If Rielly could be legitimately expected by the deadline (February 24) to be out for the rest of the season — so there would need to be a real setback in his condition — the Leafs could likely use his $5 million in cap space to add a player, secure in the knowledge that Rielly wasn’t going to be back until after the salary cap was no longer a concern. In other words, no shenanigans would have to be needed to keep Rielly on LTIR, and it would all need to look plausible as well as be plausible.

Remember, that’s still LTIR pool space, so it’s dollar for dollar on a player. Chicago had to add some aging players on lower cap hits because of that problem, and the Leafs would still be less able than the Lightning to add expensive players en masse in a giddy run for the cup. That was the Lightining, by the way, Chicago beat in 2015 in the final.

Defencemen Aren’t Free

But you still have to pay for Sparky the Amazing Unicorn 1LD. (It’s been a long time since we’ve been fantasy trading for lefties, and I assume no one would object to a deliriously good rightie either.)

The asset pool is pretty shallow for the Leafs. They have their second-round draft pick, the Columbus third-round pick and two fourth-round picks for this year along with six in the final two rounds. They have the full set of their own picks in 2021 and 2022, but no extras.

Their surplus players and prospects don’t amount to a long list, but they would likely be willing to move out one of Andreas Johnsson or Kasperi Kapanen for the right deal. But it would need to be a good deal, not a desperation deal because before we get imagining a cup run with a brand new defenceman of quality, and a magically healed Morgan Rielly, as well as Jake Muzzin bouncing back fast from his busted foot at age 30... we need to actually make the playoffs first.

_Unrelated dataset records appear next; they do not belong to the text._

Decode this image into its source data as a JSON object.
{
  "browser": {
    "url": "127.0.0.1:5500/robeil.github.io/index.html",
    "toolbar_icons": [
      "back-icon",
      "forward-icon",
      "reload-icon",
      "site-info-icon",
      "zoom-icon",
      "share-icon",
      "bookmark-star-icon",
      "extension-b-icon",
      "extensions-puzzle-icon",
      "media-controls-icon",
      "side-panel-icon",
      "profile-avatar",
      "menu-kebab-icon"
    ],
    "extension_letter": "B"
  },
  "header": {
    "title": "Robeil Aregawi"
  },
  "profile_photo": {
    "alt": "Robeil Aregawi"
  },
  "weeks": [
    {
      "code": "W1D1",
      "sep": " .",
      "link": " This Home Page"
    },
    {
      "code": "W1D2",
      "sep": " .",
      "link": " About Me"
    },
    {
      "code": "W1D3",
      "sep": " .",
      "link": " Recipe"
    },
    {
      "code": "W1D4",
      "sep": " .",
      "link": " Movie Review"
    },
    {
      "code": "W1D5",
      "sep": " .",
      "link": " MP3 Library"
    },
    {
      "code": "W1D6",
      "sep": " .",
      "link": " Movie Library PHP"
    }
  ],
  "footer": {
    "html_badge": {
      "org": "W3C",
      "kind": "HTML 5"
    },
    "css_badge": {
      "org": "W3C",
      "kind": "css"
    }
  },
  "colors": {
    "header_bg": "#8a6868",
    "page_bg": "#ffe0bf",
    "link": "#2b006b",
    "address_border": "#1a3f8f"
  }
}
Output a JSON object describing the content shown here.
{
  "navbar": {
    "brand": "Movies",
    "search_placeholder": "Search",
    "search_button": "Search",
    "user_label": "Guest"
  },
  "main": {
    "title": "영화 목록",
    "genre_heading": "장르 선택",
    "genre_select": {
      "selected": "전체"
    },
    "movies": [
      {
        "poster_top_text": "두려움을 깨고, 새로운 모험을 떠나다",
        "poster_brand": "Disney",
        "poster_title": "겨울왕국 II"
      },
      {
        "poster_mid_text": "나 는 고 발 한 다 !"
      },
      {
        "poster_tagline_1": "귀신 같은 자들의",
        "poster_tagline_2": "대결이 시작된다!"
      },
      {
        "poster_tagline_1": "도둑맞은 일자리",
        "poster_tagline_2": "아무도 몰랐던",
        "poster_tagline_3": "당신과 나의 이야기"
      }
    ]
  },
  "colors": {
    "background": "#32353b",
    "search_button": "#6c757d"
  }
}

And the Leafs are currently one point up on the Panthers — you know, the team that thumped them in the game where Rielly busted his foot?

What About a More Modest Approach?

Pierre LeBrun suggested a more realistic trade that is cap hit out, cap hit in. He immediately suggested Kapanen, of course, but there are other options there where a player for player deal could bring in someone at least better than most of the defenders left on the roster. Not the famous “Jeremy Bracco and a third” for whoever you want deal, but not something that needs a first-rounder to pull off either.

There is no rush, even though the Leafs proved that making a trade well before the deadline is better than a last minute deal with Jake Muzzin. This time, the Leafs need to know their position before they commit assets. And they also need to know the capabilities of Rasmus Sandin and Timothy Liljegren. Now more than ever, that needs to be fact not conjecture.

There are three games before the bye week, and then another 10 before mid-February. That’s all the game action the Leafs are going to get to assess Sandin, Muzzin’s state of recovery and to get a better handle on Rielly’s real return date.

That’s when they can look at their asset pool, and see what that amazing collection of sixth- and seventh-round picks and a few low-level prospects can get them.

If nothing else, at least no one has to worry about a cap crunch until the last few weeks of the season, but the chances of their being a new $5 million dollar man on the Leafs blueline in February are very slim.